  3. The initial startup and shutdown code always require roughly the same handling. Following the demuxing method above, I think there's another split that could *greatly* simplify things, however, I am having troubles coming to a good division here. Most things have some sort of "init" function. In, you've got at least 3: Constructor, init, and then what you call during the ACTIVATED event. I really don't like that.

    It makes me wonder if there's a better factoring. Thus far, I've come up with trying to factor according to 3 lines -- which is still gross and I think it's the wrong factoring, though I don't have experience thus far to figure it out. i'm spliting between: Serializable startup/shutdown, non-serializable startup/shutdown, running startup/shutdown. This does not seem ideal at all. However, if I can find a decent split, then the service component interface could ostensibly just be inherit, create any init for instantiation, run. Not sure yet. Still need to work on it more...

  4. Is java.lang.reflect really that slow?

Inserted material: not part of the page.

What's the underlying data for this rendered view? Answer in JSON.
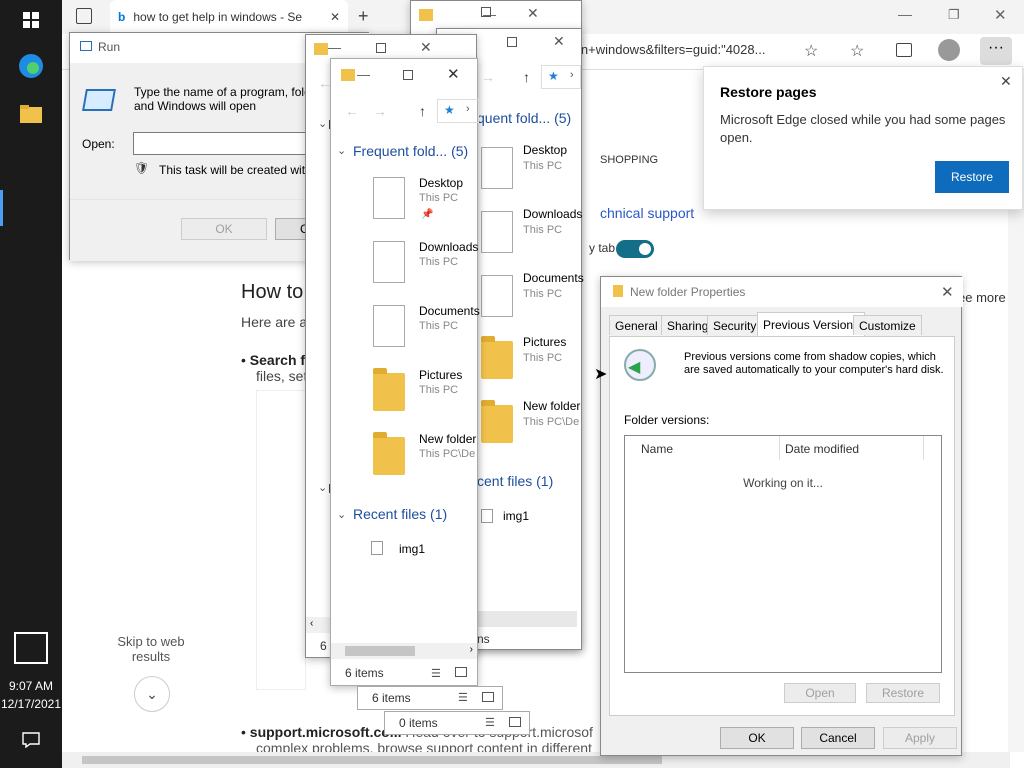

If I was querying RTTI, I could see it taking forever, but after getting a reference to a method, invoking it should be failry fast shouldn't it? Assuming that, I think the dynamic event dispatching method should be really fast...
  5. pico rules
  6. It might be nice if one could split tuples according to their semantec meaning. What I mean is that Simple Input/Ouput events are more similar than EnvironmentEvents, but they're all typed events. Then again, this is a very fuzzy area and there isn't likely to be any good way to split this in a general sense (other than making a table or something), but on can always dream (about Go boards and monkeys nonetheless).

Daniel Cheah
Last modified: Tue Feb 27 16:06:28 PST 2001